I’ll also say that the November 2021 issue of Poetry destroyed me in the best way. My therapist—who I’ve been seeing now for over a decade—and I often talk about poetry, and she recommended the issue. I particularly loved the epistolary exchange “So We Must Meet Apart” between Gabrielle Bates and Jennifer S. Cheng. Then again, I’m a sucker for all things epistolary.

What are some books or poems you’ve been meaning to read for years and still haven’t gotten to?

I took pause because at first I thought of plain books I’ve been meaning to read—and then I saw the key for years part of the question.

So many! I always wish I had more time to read—don’t we all? I’ve been meaning to read Morgan Parker’s Magical Negro for forever (at least since it emerged in 2019, and after loving her other two poetry collections) and Obit by Victoria Chang and Nature Poem by Tommy Pico. I’ll never forget the first time I heard Pico read from a paper chapbook of his at a QUEER | ART event off Union Square. What wonderful performance to his poetry—then and now.
Describe your reading process. Do you read one book at a time, cover to cover, or dip in and out of multiple books? Do you plan out your reading in advance or discover your next read at random? Do you prefer physical books or digital texts? Are you a note-taker?
Since I have slight ADHD, I like to luxuriate in one book at a time, cover-to-cover when I can. Of course, that’s not always possible—especially if I’m researching for a project, or more than one project.

I’d say a combo—I use my Goodreads (please don’t follow me there!) as my own personal tracking system for what I’ve read and what I want to read. As a real woo-woo person, I believe books come to me at the time I’m meant to receive them. Sometimes I’ll start a book and it won’t feel like the right time, and then I return to it later and devour it.

I’m a total old man and I will always prefer a physical book to a digital text. There’s nothing like a hard copy! Sorry, Earth.

Yes, I’m a note-taker! Even if sometimes I have trouble translating my own notes if I don’t demarcate them or track them well …

What’s one thing you’d like to try in a poem or sequence of poems that you haven’t tried before?

Most of my poetry is very open verse, prosey, or hybrid in form, so I think it could be an exciting experiment to work with set structure a little more. Maybe it’s time for a ghazal or a sonnet!

Where are some places you like to read and write (besides home, assuming you like to be there)?
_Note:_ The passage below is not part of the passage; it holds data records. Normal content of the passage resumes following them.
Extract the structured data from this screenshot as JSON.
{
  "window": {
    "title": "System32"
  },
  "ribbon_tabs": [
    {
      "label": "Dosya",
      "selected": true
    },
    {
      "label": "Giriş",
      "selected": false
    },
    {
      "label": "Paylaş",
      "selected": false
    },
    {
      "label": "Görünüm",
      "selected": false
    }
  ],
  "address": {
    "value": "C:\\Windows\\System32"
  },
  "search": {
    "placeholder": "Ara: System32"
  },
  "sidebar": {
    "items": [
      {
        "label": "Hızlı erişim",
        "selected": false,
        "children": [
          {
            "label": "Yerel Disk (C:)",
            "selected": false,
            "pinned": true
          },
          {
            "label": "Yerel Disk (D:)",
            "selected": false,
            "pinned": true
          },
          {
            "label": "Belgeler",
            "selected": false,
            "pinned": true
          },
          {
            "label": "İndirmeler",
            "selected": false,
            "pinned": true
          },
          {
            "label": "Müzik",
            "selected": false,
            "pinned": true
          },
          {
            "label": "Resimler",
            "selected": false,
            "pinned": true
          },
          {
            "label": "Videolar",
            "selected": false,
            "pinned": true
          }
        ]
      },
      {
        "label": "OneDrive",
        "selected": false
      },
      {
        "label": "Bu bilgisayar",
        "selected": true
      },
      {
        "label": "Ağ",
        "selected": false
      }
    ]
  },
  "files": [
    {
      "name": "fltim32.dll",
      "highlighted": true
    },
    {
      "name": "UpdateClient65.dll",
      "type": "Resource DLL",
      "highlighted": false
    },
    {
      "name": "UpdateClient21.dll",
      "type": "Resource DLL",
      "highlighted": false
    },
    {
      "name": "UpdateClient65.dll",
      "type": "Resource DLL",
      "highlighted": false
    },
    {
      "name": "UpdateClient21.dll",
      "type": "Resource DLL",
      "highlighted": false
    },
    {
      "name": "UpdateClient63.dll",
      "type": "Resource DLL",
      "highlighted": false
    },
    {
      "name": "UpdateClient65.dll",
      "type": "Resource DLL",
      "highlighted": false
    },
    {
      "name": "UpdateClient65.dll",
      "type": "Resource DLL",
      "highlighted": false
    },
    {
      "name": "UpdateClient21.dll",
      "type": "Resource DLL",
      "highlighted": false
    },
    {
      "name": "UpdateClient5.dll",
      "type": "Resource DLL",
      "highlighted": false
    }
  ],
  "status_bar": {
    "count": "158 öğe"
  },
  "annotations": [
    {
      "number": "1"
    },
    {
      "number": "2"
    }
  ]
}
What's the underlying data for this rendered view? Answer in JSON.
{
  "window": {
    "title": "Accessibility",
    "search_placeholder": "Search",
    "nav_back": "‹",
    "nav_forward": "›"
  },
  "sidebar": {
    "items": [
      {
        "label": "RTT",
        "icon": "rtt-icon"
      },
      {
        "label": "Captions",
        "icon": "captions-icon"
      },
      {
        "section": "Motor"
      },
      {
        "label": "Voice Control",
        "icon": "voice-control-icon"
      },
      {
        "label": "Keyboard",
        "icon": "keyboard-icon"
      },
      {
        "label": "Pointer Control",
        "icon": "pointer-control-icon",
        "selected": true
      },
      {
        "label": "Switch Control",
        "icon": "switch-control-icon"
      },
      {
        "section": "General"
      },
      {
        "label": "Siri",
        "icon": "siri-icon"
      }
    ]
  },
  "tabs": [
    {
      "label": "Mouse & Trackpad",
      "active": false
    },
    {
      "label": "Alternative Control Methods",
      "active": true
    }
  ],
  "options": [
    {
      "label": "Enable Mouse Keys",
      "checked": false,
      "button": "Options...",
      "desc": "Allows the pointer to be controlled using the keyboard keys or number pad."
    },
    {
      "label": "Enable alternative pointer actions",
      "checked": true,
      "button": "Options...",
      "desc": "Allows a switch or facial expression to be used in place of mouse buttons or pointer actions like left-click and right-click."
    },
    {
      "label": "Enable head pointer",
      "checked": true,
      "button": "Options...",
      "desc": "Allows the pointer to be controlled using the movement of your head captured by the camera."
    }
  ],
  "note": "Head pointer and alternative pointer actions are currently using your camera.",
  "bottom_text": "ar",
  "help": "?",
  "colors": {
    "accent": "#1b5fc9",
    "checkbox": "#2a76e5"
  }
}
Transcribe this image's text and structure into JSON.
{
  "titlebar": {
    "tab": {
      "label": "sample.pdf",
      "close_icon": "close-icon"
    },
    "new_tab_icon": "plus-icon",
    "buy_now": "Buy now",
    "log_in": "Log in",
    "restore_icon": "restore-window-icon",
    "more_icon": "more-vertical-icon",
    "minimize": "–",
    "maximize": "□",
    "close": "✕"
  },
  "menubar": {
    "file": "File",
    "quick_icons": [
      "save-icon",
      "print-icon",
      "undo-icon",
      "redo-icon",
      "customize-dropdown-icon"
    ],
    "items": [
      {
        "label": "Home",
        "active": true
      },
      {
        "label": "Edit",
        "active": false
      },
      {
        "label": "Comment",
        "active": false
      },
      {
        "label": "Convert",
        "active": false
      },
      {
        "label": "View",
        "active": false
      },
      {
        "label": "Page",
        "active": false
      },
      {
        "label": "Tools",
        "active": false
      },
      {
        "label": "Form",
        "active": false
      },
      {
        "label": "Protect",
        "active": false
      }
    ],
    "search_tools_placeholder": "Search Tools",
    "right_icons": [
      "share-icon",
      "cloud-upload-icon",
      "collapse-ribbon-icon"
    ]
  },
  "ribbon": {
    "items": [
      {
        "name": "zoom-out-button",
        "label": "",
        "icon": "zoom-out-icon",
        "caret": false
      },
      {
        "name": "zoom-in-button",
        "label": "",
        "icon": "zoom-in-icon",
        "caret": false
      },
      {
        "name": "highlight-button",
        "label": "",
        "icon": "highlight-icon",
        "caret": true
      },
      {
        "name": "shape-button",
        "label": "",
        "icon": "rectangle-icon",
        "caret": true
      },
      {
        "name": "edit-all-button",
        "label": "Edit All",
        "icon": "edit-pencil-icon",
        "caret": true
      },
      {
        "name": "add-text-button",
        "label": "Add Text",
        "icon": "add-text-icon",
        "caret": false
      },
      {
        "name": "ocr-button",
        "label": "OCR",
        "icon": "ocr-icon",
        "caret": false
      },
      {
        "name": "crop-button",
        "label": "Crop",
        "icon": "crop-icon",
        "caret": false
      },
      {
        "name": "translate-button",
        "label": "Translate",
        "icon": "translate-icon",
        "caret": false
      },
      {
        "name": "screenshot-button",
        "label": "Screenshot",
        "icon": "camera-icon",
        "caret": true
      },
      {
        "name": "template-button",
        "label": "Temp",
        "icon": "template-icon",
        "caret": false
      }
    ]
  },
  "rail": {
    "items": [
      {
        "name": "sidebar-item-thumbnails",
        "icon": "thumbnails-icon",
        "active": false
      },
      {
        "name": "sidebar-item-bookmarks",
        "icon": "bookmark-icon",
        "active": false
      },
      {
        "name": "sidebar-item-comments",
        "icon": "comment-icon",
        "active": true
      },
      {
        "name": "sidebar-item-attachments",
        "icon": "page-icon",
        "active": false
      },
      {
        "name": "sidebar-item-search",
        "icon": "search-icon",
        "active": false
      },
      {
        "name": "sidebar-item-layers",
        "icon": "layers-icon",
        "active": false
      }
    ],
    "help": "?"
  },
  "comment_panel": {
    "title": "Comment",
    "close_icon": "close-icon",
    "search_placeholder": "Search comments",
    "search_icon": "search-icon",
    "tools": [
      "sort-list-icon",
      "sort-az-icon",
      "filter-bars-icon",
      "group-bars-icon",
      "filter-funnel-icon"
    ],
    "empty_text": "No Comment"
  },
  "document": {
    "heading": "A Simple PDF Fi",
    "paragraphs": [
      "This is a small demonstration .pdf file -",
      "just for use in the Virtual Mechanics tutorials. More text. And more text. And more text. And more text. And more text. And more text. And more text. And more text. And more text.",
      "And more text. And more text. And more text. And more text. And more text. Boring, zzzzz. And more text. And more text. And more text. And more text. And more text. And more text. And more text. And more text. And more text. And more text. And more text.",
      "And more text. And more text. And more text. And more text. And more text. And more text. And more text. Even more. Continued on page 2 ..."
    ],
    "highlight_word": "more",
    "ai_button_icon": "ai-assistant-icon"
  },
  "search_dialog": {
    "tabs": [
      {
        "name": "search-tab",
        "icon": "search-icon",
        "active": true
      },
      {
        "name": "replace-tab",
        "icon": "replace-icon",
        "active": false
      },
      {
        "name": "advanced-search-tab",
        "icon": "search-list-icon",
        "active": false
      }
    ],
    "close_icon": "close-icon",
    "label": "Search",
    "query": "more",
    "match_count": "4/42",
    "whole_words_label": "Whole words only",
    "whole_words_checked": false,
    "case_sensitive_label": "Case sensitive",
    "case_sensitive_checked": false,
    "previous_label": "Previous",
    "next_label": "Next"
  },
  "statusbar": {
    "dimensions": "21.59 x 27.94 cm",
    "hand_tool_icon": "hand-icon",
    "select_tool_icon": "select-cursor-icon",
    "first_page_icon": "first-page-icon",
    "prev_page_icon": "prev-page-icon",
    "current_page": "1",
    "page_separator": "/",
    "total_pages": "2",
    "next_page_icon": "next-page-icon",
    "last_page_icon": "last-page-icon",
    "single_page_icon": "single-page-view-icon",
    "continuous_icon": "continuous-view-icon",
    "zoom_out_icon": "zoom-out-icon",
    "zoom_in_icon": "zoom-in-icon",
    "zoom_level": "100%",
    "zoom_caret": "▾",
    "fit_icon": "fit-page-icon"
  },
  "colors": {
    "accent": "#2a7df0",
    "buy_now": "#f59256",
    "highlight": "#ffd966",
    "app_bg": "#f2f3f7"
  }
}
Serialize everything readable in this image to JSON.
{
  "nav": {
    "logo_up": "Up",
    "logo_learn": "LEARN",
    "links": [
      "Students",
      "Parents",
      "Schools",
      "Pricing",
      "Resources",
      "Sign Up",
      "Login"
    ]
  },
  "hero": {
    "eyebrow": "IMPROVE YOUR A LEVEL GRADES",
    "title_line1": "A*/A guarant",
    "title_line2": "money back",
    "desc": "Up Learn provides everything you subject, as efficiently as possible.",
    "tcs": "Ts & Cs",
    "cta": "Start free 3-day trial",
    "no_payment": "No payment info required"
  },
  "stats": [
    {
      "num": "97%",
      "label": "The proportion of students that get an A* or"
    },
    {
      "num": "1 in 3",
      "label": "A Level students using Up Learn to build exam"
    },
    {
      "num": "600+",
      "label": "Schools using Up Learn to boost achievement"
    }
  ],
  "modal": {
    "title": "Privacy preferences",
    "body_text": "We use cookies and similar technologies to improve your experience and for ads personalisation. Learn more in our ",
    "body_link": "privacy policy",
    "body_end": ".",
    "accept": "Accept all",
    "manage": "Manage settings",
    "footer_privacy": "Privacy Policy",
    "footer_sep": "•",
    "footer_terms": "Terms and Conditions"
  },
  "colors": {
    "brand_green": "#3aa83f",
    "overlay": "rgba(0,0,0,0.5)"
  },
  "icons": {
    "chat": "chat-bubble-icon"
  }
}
There’s nothing like reading or writing on a train. MTA, Metro North, Amtrak—they all work for me. Though it’s not necessary, I honestly love writing among people, too, so a coffeeshop setup is always great for me (COVID-depending, of course), and I love writing outside when the weather allows.
What are some Brooklyn spaces you love? Why?

The 5th Avenue Diner (Park Slope). So many great memories at this place! It’s the quintessential New York diner, and it used to be right across from where I lived. Great coffee, better Brooklyn accents. Rest in Peace, Rachel’s (formerly the best nachos in the whole city).

Ginger’s (Park Slope). It’s legendary—and it’s even more legendary that it keeps surviving as (I believe) the only lesbian bar in Brooklyn! Plus that backyard space is to die for—not to mention the pool table in the back room.

Jack (Clinton Hill). A black box that features the best in performance art, plus walls lined with aluminum foil? What’s not to love?

The Brooklyn Museum (Prospect Heights). Call me basic, but I love this place. It feels like a museum for the people. I heard Michelle Buteau do stand-up and saw Mickalene Thomas’s work for the first time at the Brooklyn Museum. It’s a special place (#FirstSaturdaysForever).

Highland Park (Cypress Hills). The trees are epic, the people-watching glorious. Walking through sometimes feels like stepping into another time—and it’s only a few blocks away.
Fill in the blanks in these lines by Whitman:

I celebrate potatoes,

And what I yam you plant,

For every scrap and spud given me as good as any tuber I give you.

Why Brooklyn?

There’s soul here.